University of Sheffield Kaltura
University Life, From Kuala Lumpur To Sheffield
Melisa Pang, Malaysia
Looking at my University life now it seems amazing that I was reluctant to leave home and embark on this ‘crusade’ of University life. I was eager and looking forward to coming to university, to experience life in another country, but somehow, as the day for me to leave drew closer, and when it actually came, I really didn’t feel like leaving. I guess I was nervous, anxious and even afraid. I didn’t know what this new place would be like. Making new friends, meeting new people, living in a new place by my self: everything just seemed so daunting.
In retrospect, I think it was pretty easy to adapt to University life: much easier, at least, than I initially thought. A lot of things helped make the adaptation process much easier. The most helpful was International Orientation. Even though it was just for a week, it was great fun and a time when you made your closest friends. It was also a time to venture, explore and learn how to find your way around the city. I also lived in a University Hall of Residence. That was a good experience, especially since it was my first year. Because you are in a friendly atmosphere amongst people in very much the same situation as yourself, fresh and new to the place, you tend to get along and understand each other better. You can also pop into your friend’s room down the corridor for a chat or to hang out together whenever you feel like, plus the fact you don’t have to worry about the cooking or cleaning in a hall.
University life in KL and in Sheffield are quite different, though in a positive way. I think University life here is much more fun. For a start, I think you get more of a University level feel from the lectures. It is more formal, a more independent learning process. In addition, with the much larger number of students in each module, it gives you a chance to get to know students from so many different countries, which opens up a good opportunity for discussions and sharing opinions on certain issues. This is especially helpful when it comes to preparing for seminars and tutorials. Each student also has their own personal tutor, whom you can go to for a chat. It is especially helpful when you are undecided, as I was, about important academic issues.
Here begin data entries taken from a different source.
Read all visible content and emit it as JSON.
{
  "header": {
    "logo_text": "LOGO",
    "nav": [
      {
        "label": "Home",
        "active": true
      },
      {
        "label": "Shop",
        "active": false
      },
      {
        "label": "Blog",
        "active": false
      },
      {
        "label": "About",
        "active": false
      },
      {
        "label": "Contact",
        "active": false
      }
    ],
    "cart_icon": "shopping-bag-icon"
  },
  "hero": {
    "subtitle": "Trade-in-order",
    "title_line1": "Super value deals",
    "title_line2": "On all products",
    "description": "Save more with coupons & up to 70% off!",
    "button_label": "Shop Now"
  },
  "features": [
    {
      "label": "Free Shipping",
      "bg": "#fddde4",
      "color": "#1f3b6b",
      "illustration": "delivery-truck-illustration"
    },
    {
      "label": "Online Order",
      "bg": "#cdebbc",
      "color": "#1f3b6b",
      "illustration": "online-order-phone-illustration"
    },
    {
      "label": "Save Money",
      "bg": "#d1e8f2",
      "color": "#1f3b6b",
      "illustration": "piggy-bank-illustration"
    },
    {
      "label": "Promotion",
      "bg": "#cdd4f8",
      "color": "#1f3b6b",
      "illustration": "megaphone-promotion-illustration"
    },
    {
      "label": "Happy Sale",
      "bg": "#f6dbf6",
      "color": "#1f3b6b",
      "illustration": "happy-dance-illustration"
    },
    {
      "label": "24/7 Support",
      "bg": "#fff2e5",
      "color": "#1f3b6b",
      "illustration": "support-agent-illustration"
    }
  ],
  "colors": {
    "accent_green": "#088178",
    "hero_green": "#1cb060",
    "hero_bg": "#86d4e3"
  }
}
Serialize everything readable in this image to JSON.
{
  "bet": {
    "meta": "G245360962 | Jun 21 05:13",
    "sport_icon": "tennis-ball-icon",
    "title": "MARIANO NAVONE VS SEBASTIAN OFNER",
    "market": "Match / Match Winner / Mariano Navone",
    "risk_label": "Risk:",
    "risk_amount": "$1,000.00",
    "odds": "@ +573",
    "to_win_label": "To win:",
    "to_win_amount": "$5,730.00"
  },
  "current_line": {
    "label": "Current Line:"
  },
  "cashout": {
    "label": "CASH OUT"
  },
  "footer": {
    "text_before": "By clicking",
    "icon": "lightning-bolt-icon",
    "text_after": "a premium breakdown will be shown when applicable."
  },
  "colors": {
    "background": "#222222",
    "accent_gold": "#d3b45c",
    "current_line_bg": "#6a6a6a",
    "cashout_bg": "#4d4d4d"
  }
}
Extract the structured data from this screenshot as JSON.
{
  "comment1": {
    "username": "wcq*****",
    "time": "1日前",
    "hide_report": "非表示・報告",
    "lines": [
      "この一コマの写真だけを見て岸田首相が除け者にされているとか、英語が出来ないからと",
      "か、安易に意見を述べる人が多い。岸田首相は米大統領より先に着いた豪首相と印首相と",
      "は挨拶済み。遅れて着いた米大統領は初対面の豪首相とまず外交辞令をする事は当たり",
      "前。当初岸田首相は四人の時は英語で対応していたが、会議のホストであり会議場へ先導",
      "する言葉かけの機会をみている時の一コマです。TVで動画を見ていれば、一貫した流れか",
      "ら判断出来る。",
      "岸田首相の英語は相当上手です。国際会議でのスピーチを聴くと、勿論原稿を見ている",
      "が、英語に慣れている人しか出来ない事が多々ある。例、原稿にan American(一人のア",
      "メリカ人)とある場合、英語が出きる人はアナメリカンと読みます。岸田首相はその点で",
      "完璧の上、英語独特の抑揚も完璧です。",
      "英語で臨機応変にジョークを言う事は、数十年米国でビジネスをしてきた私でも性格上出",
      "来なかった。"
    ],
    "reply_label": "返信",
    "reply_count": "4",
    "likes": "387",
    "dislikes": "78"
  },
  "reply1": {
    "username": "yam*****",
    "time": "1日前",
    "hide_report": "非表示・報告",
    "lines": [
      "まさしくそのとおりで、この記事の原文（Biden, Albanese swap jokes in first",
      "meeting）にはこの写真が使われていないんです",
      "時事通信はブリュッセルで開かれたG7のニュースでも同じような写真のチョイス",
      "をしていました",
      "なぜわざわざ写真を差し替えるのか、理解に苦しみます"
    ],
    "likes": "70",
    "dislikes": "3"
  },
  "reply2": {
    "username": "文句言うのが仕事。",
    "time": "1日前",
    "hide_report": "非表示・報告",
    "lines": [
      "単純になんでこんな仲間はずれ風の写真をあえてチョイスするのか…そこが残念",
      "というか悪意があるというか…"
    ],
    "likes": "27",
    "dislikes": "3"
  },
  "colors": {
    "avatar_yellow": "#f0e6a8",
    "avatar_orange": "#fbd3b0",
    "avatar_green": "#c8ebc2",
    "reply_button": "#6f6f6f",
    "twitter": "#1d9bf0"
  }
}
We also have a Students’ Union here. There’s loads of stuff in there. You have the union shop where you can get all your student essentials, there is a photo studio to get all your pictures developed and buy University memorabilia, cafes, bars, prayer rooms, travel agency, ATMs and even a cinema. There is also a countless and diverse range of societies to join, from the Medieval society to the Whistling society. These give you a chance to learn new things and new talents perhaps, and participate in interesting activities, like Ceilidh or Samba dancing. Many events are also held by the societies, showcasing amongst other things, the diversity in the University’s international student population. There’s the International Food Evening, where you get to sample food from different countries prepared by the students themselves, and there is also an International Cultural Evening with performances and entertainment presented by the various societies.
I think the best part about University life here is that you get to know and meet people from so many different places, from Latin and North America to Eastern Europe, the Caribbean, Africa, the Middle East, Europe and Asia. It is a very enriching experience indeed. So, one does get a chance to learn bits of a foreign language, though I just can’t get the hang of French!
Another thing I do more of here than in KL is walking. Although the transport system is good, the buses and trams run frequently, and the bus stops are pretty near by, I much prefer walking. This is partly because everything is quite close, and also because I like walking in the nice mild weather – unlike the tropical heat we get back home. It’s nice, I think, walking to class on a pleasant day. The snow isn’t bad either. I absolutely love walking in the snow hearing it crunch under my boots. It’s a marvelous experience I savour, for I won’t get to do that when I go back, which is pretty soon.
Travelling is also really easy and great fun. Europe is so nearby and accessible. You can just get away for the weekend and have an ‘escapade’ in Rome or Paris when you feel like. Now how brilliant is that? Within the UK itself there is so much to see and experience. All the different counties can be so interesting themselves. In Spring or Winter, Autumn or Summer, it’s great fun travelling. Scotland and Ireland are just pure brilliance itself. We spent almost a whole week up in the Highlands of Scotland and we still felt that wasn’t enough.
In all, I consider the time spent here to be a valuable experience. It is not every day that you get to walk to class amidst the gently falling snow. Some people may focus on the differences in food, weather, culture and so on. I tend to see it as experiencing and exploring new tastes. Try the different kinds of food whilst here instead of the regular kind of food we get back home. Enjoy the cool breeze and snow while you can instead of the regular tropical weather. Even in Malaysia, we live in a multicultural atmosphere, so it is a similar situation here, surrounded by different cultural experiences. It does not mean you have to practise it and it does not mean you have to ignore it. It is about choosing. You decide what is the best for you yourself. At the end of the day, it is all part of decision making, all part of what University life is about: leading and ushering us into becoming mature responsible thinking individuals.
Melisa Pang, Malaysia